Car modifier online
This is Part 3 of our Google AdWords series by ex-Googler Anton McCarthy.
IntroductionTo run a successful Google AdWords campaign, you NEED to understand keyword matching. It's one of the key factors in the set-up and management of a high-performing, cost-effective Google AdWords campaigns, especially for ecommerce stores. Using keyword matching, Google allows you to control which keywords searches may cause your ad to show. Therefore, it is crucial that you understand how keyword matching works, and how best to use it to your advantage.
Let’s examine each match type, and the benefits of each one.
Google AdWords keyword match types include:
- Broad match
- Broad match modifier
- Phrase match
- Exact match
- Negative match
Now lets dig deep into each type and I'll tell you exactly how to leverage them to increase ecommerce sales.
1. Broad MatchThis is the simplest match type, and the one that is probably the easiest to understand. It is also the default match type for any keyword. A keyword set to broad match will display ads on a wide range of variations of that keyword. These variations include plural and singular forms, misspellings, abbreviations, acronyms, and related terms.
For example, if you add the keyword ‘car’ to your ad group, your ad may display to someone searching for ‘cheap cars’, ‘white car’ or ‘second-hand car’. It may also show for someone searching for ‘new auto’.

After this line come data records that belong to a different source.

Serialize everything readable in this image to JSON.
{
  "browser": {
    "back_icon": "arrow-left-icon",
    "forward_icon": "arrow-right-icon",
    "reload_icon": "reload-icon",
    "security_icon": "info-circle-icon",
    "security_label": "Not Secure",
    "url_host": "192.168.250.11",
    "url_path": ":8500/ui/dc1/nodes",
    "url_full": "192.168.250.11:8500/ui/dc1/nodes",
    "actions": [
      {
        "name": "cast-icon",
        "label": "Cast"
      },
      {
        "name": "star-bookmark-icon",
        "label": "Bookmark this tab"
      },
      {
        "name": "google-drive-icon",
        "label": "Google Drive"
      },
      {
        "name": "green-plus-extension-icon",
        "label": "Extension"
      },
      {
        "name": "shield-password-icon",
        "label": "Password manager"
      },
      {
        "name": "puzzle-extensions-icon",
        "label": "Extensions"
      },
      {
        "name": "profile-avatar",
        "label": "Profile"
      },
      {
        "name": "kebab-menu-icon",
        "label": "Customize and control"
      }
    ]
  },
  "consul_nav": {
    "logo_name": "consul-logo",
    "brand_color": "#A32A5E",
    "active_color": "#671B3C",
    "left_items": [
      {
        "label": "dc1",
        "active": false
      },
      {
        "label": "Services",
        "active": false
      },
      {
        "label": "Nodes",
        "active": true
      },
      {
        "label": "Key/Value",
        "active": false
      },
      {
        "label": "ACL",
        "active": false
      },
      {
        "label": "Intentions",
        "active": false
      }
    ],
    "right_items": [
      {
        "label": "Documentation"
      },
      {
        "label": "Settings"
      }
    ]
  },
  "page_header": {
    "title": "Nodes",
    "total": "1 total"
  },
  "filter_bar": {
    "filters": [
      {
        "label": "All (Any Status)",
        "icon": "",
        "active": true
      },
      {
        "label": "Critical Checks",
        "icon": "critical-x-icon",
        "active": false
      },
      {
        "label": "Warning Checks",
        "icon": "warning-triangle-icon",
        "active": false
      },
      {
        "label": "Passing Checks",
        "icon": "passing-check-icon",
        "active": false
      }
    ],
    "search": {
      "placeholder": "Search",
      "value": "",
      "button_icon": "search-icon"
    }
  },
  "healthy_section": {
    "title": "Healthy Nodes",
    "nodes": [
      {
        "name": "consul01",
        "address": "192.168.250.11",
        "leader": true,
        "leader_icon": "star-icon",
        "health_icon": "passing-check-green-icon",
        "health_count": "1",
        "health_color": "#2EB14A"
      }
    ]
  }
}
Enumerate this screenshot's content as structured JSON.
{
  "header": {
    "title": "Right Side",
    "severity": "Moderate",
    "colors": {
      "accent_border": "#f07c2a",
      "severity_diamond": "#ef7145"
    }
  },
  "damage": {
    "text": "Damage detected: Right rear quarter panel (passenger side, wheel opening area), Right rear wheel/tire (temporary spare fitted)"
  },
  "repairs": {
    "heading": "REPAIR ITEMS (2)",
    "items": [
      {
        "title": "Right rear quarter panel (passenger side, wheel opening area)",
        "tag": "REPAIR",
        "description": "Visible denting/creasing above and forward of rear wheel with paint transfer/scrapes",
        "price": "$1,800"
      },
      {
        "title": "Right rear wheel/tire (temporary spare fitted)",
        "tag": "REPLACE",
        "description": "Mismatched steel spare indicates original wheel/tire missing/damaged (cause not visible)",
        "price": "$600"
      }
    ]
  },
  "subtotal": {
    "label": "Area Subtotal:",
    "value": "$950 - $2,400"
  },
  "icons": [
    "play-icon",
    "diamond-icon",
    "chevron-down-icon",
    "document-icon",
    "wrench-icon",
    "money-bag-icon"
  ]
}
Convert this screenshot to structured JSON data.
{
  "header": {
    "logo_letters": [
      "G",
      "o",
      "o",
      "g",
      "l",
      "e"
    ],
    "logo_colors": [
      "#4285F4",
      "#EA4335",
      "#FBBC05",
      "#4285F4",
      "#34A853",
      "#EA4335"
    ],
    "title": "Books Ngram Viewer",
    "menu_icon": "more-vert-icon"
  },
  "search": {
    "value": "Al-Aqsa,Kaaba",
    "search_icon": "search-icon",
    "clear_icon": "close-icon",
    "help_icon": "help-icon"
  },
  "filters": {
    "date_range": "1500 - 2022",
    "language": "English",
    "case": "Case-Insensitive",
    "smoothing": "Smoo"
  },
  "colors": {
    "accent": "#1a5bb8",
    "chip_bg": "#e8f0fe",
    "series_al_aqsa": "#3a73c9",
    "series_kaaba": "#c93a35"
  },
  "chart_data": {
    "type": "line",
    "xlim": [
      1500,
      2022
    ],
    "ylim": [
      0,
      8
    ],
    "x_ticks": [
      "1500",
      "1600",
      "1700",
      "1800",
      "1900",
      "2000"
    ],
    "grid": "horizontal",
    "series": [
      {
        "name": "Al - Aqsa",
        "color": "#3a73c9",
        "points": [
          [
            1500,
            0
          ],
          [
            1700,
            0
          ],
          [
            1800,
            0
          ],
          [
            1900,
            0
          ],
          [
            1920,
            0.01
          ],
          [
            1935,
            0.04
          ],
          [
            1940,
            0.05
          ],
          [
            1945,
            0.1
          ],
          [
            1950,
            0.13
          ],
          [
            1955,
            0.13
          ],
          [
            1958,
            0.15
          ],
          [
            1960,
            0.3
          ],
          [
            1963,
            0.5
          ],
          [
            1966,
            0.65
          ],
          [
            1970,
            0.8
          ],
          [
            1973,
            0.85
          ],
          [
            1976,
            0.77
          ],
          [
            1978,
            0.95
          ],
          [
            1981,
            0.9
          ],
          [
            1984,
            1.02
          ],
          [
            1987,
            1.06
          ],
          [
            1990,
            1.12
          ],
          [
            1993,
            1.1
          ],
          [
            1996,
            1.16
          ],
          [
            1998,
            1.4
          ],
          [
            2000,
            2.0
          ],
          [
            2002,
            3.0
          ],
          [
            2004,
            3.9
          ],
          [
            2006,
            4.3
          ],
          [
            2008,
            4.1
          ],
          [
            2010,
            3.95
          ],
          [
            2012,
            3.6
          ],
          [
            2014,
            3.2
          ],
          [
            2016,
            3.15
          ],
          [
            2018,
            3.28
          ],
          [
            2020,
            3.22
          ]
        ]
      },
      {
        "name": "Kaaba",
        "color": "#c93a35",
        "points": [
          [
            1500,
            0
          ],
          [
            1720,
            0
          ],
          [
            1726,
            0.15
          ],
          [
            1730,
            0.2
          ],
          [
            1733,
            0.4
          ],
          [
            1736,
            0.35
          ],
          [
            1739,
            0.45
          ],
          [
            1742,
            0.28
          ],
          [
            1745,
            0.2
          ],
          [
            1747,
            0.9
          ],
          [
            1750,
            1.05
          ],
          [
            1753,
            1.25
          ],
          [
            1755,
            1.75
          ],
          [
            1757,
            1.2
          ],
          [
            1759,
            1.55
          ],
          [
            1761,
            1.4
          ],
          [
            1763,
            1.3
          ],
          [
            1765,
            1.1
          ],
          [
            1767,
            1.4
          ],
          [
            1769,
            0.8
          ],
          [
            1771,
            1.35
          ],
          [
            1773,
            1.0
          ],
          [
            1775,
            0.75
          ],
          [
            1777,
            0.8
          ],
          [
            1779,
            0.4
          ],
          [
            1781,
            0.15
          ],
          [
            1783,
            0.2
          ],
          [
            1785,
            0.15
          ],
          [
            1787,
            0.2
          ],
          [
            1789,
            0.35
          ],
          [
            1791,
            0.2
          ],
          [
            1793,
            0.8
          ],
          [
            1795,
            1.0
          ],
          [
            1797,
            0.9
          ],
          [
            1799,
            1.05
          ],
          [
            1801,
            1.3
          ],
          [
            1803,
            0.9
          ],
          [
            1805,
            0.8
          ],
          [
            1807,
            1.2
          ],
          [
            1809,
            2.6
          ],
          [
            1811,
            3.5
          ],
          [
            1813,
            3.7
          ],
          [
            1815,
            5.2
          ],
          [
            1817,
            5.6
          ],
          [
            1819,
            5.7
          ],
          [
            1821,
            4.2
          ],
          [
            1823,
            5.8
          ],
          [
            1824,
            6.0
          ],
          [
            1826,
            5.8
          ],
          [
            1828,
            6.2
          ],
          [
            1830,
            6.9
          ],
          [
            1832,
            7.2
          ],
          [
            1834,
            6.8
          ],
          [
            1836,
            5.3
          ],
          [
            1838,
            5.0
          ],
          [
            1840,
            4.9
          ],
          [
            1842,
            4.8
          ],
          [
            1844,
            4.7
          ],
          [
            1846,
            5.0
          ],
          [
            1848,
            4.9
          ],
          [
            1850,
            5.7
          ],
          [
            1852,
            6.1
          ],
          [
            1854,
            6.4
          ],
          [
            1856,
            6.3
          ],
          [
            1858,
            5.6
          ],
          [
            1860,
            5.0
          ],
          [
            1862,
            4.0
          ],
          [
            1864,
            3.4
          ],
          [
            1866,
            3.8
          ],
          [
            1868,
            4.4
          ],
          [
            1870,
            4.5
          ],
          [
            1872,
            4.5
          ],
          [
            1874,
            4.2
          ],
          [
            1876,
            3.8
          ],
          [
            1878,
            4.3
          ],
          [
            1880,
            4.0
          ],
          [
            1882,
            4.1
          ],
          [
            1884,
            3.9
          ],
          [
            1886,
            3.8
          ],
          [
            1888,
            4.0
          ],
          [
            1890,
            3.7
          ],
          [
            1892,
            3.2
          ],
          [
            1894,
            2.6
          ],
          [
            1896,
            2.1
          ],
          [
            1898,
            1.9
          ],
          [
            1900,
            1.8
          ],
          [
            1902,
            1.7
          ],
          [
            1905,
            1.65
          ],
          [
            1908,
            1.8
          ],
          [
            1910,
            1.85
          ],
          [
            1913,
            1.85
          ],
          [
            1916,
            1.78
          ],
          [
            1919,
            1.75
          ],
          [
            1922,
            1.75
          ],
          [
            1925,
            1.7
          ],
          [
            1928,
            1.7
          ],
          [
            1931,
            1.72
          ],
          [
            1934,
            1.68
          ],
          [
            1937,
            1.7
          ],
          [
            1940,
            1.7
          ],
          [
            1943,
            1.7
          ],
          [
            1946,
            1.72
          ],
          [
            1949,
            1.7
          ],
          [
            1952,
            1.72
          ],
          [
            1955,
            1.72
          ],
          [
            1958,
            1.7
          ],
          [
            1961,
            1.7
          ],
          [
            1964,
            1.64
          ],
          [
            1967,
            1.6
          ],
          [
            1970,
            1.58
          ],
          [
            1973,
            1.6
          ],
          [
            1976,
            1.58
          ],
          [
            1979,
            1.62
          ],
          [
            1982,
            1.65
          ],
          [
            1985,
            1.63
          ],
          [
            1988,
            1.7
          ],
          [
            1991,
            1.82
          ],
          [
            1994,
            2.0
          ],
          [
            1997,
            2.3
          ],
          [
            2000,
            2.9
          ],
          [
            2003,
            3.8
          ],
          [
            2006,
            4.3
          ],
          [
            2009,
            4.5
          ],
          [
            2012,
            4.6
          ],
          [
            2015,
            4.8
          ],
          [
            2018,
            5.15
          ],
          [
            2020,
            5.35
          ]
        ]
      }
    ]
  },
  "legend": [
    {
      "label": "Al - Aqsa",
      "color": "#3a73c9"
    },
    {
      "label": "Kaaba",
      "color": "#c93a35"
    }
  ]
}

The use of broad match allows you to gather a wide set of data relating to which keywords customers are using to find you. It can be a useful match type to use at the outset of a campaign in particular, and when you may not be all that sure which keywords customers are most likely to use when searching for what it is you sell. Then, once you have collected a reasonable amount of data on the keywords which are triggering your ads to display, you can use it to refine your campaign, eliminating the keywords which aren’t bringing you value.
The most obvious downside to broad match is that your ad can show for keywords which may not be all that relevant, meaning you may attract clicks from users who are not actively seeking your product or service. In other words, not every search comes with the intention to purchase. For example, is someone who searches for ‘new camera’ already in purchase mode, or just looking for information and reviews?
You can address this issue by ensuring you have a good combination of other match types in your campaign, as well as using negative keywords, which we will come to later.
I recommend using broad match sparingly, and monitoring the statistics which relate to broad match keywords carefully and frequently. You can also use the ‘search terms report’ to identify irrelevant searches which resulted in a click on your ad, and then add these terms as negative match keywords.
2. Broad Match ModifierBroad match modifier allows your ads to show for more closely related variations of your keywords. It is a useful option for when you want to be found for a broad range of terms, but want to restrict this range to closely related terms which contain your keyword. So, the keyword term ‘+green car’ will allow your ads to show for ‘budget green car’, but not for ‘blue car’.
Depending on the keywords you have entered into your ad group, your ads may still display for terms that are not as tightly targeted to what you are selling. This means that you should ensure you have used as many appropriate negative keywords as possible, and that you monitor your campaign closely for the results and conversions you are achieving from your broad match modifier keywords.
To use broad match modifier, simply add the plus sign (+) beside the keyword you would like to trigger your ad; e.g. +green car.
3. Phrase MatchYou can think of phrase match as a significantly more restrictive version of broad match. With phrase match, your ads will display for keyword searches which match your keywords exactly or with words before and after it.
An example is the phrase match keyword “green car”. For your ad to display on a search relating to ‘green car’, the search has to include those two words, in that specific order. This means that someone searching for ‘new green car’ is eligible to see your ad, but someone searching for ‘green budget car’, is not.
Phrase match offers some key advantages. It enables you to closely control the searches which will trigger your ad. In addition, you may likely pay less for your clicks using phrase match, since your keywords are more likely to be highly relevant to your ad text and to the products you sell on your landing page. With AdWords, greater relevance helps lead to lower overall cost in terms of the average cost-per-click (avg. CPC) you are likely to pay.
With phrase match, since you only show for very closely related terms, you may end up missing some keyword variants that may be relevant or useful to your campaign. However, you can help prevent this by coming up with a well-thought out list of relevant campaign keywords.